(Exercise requirements): Look through the records below and collect all lines that hold the string "elements".

Records from a data collection:
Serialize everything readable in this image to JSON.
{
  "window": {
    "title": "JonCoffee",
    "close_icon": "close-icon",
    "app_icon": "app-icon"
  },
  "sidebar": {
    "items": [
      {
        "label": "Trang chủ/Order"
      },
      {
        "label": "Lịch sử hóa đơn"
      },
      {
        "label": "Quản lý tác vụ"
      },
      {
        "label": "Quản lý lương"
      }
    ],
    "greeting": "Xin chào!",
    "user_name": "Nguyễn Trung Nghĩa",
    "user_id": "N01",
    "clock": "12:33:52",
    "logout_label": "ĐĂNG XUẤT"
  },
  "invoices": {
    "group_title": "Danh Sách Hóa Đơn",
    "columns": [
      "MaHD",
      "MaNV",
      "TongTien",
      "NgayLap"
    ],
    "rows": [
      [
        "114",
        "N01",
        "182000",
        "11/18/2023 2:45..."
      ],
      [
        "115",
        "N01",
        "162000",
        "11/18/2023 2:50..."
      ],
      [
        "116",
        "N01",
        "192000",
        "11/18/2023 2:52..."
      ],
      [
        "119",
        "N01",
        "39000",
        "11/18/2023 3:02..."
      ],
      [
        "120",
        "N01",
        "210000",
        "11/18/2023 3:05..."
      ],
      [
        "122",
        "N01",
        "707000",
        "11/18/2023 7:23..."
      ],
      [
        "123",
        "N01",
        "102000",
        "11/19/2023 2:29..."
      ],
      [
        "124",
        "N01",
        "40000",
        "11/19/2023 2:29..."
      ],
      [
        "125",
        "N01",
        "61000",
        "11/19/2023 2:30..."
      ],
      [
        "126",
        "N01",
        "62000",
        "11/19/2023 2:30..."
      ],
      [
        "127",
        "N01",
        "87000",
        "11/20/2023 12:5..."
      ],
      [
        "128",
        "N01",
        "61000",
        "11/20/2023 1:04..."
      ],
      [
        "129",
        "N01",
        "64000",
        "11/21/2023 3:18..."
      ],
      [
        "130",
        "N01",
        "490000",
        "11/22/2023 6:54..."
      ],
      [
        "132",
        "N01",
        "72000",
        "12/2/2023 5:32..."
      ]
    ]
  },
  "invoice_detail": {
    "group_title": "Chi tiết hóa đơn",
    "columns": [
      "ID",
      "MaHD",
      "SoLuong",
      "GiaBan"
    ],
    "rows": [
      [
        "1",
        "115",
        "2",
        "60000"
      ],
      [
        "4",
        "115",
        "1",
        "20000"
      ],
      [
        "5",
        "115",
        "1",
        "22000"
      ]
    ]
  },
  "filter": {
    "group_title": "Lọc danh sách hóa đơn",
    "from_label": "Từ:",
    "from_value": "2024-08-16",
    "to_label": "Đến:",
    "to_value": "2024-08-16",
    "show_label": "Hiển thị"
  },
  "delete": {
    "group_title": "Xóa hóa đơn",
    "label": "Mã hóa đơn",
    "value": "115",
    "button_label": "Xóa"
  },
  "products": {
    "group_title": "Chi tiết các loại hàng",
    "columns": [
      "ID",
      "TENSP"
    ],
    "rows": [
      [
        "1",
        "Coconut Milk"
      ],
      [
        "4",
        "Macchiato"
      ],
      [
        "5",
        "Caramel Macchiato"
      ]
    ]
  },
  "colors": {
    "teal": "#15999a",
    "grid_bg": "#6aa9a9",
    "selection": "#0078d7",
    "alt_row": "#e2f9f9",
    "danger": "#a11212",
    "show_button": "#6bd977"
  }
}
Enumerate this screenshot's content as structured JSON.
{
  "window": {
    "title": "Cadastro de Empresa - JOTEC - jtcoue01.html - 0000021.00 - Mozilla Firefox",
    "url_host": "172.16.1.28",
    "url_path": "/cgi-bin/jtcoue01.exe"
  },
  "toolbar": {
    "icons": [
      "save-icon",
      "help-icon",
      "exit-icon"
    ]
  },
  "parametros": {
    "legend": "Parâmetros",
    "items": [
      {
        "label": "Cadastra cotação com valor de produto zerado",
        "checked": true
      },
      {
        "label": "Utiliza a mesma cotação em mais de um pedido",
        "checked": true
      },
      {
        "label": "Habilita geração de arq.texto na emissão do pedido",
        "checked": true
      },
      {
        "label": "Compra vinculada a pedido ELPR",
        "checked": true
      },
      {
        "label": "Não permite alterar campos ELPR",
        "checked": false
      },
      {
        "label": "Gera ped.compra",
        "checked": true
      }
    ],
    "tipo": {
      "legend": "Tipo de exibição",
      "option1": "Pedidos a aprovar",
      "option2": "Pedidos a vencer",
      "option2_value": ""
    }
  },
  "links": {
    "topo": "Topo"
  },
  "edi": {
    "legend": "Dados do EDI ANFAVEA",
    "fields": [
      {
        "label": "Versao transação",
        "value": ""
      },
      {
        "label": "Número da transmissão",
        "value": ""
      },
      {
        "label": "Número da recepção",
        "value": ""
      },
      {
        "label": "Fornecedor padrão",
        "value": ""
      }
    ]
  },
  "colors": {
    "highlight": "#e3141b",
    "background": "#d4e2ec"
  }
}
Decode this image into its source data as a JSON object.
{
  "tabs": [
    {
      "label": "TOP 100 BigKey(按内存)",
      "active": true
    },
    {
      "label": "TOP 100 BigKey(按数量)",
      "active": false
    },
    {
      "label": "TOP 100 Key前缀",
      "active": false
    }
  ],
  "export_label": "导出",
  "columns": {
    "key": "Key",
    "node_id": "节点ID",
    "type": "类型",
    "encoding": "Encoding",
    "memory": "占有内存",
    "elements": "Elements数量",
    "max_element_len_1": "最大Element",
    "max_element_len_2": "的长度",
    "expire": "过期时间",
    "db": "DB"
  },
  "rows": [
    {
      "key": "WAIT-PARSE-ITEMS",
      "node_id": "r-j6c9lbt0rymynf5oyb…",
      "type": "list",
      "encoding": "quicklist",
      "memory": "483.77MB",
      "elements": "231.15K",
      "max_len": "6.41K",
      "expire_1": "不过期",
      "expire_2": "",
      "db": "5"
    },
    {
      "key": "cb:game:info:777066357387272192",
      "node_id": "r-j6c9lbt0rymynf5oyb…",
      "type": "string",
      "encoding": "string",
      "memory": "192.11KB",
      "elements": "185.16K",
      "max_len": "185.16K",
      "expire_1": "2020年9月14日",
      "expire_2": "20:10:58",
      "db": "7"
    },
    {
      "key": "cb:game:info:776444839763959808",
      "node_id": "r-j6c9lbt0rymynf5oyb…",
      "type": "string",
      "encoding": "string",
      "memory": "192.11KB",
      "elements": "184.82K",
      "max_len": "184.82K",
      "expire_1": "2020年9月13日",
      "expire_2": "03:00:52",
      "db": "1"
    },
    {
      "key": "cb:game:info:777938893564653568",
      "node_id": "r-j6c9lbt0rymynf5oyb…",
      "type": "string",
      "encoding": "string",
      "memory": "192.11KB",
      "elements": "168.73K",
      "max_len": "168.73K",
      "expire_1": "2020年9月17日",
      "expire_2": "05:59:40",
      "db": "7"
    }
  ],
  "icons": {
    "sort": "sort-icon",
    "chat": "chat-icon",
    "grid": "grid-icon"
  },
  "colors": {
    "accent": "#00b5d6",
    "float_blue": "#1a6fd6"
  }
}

(Response box):
    "elements": "Elements数量",
      "elements": "231.15K",
      "elements": "185.16K",
      "elements": "184.82K",
      "elements": "168.73K",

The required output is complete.